J. William Schopf

1. Early life,

2. Biomolecule



Proterozoic, atmosphere, Oxygenation, Life

Starting from Great Oxidation Event (GOE), increase of oxygen pressure through the Proterozoic time remains a subject of discussion. It is believed that atmospheric oxygen levels rose twice in the Proterozoic Eon, between 2.47 and 2.32 Ga and after 0.8 Ga. The two billion years’ delay in build-up of oxygen pressure in the sea and air up to modern level is tied with life in cause-effect relation. Alternatively, views are also expressed that appearance and diversification of life may be linked with genetic and /or developmental innovation in the biosphere and independent of any environmental control. The symposium will explore all aspects of complex relationship between life and atmosphere/ hydrosphere oxidation.
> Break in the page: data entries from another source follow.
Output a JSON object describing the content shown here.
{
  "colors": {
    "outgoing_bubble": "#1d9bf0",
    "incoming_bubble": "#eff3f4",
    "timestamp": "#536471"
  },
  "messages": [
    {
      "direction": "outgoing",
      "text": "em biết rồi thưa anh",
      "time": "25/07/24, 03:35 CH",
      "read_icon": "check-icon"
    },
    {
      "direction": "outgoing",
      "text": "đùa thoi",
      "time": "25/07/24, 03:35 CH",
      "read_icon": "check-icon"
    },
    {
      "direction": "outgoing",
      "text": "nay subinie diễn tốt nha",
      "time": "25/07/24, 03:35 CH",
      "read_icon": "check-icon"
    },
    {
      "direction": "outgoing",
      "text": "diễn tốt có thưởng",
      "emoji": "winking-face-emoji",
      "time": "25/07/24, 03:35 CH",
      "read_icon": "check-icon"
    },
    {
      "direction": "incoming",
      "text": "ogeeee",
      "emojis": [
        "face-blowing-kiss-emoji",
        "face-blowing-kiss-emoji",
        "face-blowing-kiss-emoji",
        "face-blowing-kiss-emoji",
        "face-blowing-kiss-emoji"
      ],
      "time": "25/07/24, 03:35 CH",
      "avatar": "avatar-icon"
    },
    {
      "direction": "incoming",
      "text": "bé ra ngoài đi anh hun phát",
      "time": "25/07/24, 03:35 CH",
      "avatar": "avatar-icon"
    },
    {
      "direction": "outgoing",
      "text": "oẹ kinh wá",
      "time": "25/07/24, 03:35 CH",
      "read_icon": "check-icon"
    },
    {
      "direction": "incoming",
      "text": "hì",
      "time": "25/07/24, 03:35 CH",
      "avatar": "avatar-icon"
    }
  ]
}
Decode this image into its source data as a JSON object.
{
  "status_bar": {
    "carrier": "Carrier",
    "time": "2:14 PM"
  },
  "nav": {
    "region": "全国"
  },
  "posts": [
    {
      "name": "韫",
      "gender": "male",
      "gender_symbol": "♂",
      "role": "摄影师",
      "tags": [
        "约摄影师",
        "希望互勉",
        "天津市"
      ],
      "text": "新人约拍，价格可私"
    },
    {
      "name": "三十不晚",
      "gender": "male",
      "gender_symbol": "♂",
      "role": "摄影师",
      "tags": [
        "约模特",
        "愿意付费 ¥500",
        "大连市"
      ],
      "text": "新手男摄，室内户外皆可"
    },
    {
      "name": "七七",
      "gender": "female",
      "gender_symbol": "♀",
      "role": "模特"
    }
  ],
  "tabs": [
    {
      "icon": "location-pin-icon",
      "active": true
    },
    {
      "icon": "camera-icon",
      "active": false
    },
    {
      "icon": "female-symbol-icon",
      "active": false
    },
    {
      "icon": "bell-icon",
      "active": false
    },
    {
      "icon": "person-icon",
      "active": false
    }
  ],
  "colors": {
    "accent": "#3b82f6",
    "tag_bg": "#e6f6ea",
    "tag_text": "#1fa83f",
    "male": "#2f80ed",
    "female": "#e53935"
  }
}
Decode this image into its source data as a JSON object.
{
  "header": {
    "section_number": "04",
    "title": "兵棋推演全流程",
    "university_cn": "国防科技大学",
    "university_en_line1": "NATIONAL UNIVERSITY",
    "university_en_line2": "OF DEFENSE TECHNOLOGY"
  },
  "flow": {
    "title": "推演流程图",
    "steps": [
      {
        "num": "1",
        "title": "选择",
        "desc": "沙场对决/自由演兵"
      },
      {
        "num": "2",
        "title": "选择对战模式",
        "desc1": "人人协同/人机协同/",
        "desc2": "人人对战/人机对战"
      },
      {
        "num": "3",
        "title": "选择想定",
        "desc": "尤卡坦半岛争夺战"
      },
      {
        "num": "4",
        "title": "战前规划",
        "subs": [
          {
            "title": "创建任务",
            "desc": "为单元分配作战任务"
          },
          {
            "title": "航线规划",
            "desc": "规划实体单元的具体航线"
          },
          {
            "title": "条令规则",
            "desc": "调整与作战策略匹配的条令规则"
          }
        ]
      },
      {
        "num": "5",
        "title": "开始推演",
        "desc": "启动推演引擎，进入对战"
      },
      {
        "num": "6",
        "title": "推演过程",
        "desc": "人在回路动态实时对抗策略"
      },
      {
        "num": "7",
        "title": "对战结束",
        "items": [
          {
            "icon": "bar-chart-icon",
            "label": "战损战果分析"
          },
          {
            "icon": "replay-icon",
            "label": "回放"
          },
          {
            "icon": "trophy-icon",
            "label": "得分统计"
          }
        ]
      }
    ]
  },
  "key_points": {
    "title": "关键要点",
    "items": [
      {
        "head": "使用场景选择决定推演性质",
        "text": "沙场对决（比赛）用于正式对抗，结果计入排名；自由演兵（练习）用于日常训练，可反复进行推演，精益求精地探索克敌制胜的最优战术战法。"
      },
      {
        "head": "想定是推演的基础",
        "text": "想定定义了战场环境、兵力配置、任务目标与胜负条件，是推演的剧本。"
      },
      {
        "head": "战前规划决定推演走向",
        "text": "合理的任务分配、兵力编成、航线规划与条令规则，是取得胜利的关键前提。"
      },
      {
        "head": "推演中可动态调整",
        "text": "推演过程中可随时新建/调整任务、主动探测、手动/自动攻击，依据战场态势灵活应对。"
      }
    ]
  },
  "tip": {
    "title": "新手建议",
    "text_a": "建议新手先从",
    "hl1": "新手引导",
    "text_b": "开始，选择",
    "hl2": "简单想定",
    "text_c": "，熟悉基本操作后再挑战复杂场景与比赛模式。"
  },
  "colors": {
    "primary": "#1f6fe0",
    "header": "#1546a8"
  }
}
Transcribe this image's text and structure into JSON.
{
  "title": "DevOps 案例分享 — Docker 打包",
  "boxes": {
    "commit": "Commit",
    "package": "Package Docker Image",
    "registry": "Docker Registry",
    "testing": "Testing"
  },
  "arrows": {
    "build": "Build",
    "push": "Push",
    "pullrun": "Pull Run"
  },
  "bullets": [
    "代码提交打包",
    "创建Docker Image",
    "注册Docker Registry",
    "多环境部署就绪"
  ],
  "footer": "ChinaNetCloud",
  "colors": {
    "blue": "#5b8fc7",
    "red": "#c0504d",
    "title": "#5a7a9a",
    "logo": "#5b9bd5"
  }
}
Proterozoic Geodynamics and Subcontinental Lithosphere (SCLM) Evolution from Geochemical Evolution of Magmatism Over Time

Peng Peng, pengpengwj@mail.iggcas.ac.cn

(China)


Peng Peng

1. SIMS U-Pb

2. Mafic dyke

Proterozoic, geodynamics, magmatism, Lithosphere

The response to the high heat flow during Paleoproterozoic time had resulted in intraplate mafic magmatism manifested in emplacement of several continental-scale dyke swarms, large mafic-ultramafic layered complexes and alkaline ultramafic dykes and rocks of the carbonatite-kimberlite and lamprophyric clans. Although volumetrically low, the detailed study of their petrology, geochronology and geochemistry, and additionally from the entrained xenoliths of a wide petrologic range, has revealed a wealth of information on the nature and evolution of the Subcontinental Lithospheric Mantle (SCLM), which otherwise would have remained less known. This Symposium would focus on recent advances in our understanding the SCLM evolution and also bring together specific high quality geochemical and isotopic information on the host and xenoliths that would constrain older Archean-aged geodynamic events. Furthermore, several felsic granitoid rocks, termed as anorogenic types, have been recorded from cratons that would imply the role of mantle heating in their generation. The study and documentation of these have provided clues to the existence paleo plumes and the attendant crust-mantle interaction.